“Since our inception as an institution. . . . We have ensured that we observe and uphold gender equity and gender equality,” Tagwira said. “This landmark event upholds gender equality and is an exemplary exploit by the African UMC towards gender mainstreaming and empowerment of clergywomen.”
Other invited dignitaries from the United States were Rev. Dr. Quida Lee, the president of the Black American UMC Clergywomen Consultation; Rev. Dr. Cheryl Anderson, professor of Old Testament at Garrett-Evangelical Theological Seminary; Garlinda Burton, general secretary of the General Commission on the Status and Role of Women; Erin Hawkins, general secretary of the General Commission on Religion and Race; Dr. Cynthia Bond Hopson, GBHEM’s assistant general secretary for the Black College Fund and Ethnic Concerns; and Sarah Wilke, assistant general secretary of the General Board of Discipleship and publisher of the Upper Room.
The African Clergywomen Consultation also was the first of a series of events lined up before the official Africa University twentieth anniversary celebrations next year in March.
Ngoni Dapira is the Administrative Assistant in the Information and Public Affairs Office, Africa University, Mutare, Zimbabwe.

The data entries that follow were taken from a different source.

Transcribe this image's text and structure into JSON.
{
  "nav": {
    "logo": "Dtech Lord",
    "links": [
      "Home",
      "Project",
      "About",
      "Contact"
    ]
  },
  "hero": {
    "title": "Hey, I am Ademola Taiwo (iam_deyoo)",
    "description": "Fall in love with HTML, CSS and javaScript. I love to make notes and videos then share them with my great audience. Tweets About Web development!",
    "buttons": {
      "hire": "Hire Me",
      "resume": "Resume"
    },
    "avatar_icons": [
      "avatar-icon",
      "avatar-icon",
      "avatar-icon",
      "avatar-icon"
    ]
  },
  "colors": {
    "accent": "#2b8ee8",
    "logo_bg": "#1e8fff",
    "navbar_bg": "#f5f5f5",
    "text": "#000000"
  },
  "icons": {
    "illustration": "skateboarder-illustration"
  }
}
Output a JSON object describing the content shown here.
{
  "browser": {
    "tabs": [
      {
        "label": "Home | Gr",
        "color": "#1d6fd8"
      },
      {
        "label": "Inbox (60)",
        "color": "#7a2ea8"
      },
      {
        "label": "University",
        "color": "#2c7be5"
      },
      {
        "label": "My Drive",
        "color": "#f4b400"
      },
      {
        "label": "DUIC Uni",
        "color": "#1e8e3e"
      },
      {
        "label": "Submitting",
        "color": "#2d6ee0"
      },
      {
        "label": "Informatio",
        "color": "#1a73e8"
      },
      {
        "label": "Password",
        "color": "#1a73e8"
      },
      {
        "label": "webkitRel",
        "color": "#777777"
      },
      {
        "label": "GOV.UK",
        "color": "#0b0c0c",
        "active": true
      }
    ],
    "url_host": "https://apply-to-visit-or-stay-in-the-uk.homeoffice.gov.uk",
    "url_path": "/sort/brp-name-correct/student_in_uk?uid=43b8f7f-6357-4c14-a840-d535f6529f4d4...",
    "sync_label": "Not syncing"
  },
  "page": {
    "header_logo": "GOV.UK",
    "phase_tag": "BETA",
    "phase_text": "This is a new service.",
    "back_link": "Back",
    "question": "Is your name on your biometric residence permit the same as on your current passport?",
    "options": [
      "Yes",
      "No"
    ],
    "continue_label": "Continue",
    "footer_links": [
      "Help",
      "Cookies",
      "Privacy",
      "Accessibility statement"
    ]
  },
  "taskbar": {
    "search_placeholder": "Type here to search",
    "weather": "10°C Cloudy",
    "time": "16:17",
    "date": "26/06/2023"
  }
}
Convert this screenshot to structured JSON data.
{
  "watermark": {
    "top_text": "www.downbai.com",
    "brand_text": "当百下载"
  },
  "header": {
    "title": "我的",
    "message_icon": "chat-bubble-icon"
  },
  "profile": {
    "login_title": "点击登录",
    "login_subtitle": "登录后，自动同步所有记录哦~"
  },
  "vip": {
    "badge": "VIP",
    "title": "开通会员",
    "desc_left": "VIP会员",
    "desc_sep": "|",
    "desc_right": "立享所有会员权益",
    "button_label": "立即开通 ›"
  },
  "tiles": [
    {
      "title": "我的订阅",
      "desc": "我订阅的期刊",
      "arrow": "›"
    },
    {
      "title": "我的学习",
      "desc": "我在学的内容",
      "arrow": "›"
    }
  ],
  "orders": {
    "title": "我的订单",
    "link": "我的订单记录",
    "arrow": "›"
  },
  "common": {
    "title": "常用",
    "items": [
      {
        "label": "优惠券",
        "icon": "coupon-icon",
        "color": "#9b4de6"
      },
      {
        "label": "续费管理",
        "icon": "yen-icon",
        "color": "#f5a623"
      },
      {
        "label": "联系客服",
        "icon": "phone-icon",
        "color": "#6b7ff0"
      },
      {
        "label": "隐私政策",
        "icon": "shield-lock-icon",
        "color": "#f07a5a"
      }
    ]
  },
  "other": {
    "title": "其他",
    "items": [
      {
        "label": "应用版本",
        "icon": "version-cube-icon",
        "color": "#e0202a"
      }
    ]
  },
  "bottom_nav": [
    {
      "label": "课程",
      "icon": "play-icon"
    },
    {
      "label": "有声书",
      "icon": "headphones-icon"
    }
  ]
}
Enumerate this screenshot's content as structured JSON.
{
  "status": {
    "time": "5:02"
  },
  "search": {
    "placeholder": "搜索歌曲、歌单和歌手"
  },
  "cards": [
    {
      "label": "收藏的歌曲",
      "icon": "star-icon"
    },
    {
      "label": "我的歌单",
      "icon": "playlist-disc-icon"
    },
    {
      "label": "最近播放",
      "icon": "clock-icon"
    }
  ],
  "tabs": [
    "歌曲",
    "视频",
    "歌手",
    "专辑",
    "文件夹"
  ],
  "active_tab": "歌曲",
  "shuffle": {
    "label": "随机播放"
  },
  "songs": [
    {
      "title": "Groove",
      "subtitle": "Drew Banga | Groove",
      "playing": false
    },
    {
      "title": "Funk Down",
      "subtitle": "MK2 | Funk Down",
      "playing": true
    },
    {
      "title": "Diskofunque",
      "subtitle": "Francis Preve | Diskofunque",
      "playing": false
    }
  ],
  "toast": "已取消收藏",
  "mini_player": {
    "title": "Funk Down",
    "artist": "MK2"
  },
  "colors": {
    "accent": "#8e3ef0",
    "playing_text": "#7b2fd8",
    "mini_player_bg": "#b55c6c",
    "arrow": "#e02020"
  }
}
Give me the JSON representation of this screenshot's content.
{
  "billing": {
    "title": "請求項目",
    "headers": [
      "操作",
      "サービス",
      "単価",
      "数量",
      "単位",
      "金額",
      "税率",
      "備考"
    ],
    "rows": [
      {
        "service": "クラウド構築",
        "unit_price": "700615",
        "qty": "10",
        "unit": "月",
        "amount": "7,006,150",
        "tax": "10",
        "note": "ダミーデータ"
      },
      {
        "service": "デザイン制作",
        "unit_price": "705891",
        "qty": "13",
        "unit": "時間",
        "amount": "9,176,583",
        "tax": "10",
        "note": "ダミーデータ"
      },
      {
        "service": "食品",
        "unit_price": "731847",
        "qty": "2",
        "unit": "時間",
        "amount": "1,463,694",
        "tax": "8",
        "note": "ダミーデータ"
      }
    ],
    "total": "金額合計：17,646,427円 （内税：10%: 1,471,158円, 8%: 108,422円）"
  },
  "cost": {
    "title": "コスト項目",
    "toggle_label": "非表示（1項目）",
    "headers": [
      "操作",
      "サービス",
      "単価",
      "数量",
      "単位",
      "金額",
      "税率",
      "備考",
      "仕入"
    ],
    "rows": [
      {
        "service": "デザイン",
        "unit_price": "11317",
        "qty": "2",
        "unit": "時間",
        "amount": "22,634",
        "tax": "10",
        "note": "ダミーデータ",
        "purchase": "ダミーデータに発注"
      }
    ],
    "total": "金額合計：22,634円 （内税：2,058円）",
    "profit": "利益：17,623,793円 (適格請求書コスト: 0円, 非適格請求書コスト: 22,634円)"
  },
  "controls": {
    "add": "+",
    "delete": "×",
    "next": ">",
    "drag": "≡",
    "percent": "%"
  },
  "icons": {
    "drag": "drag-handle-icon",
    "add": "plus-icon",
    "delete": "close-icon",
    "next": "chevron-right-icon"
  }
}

Chenayi Kumuterera, communicator for the Zimbabwe Annual Conference, contributed to this story.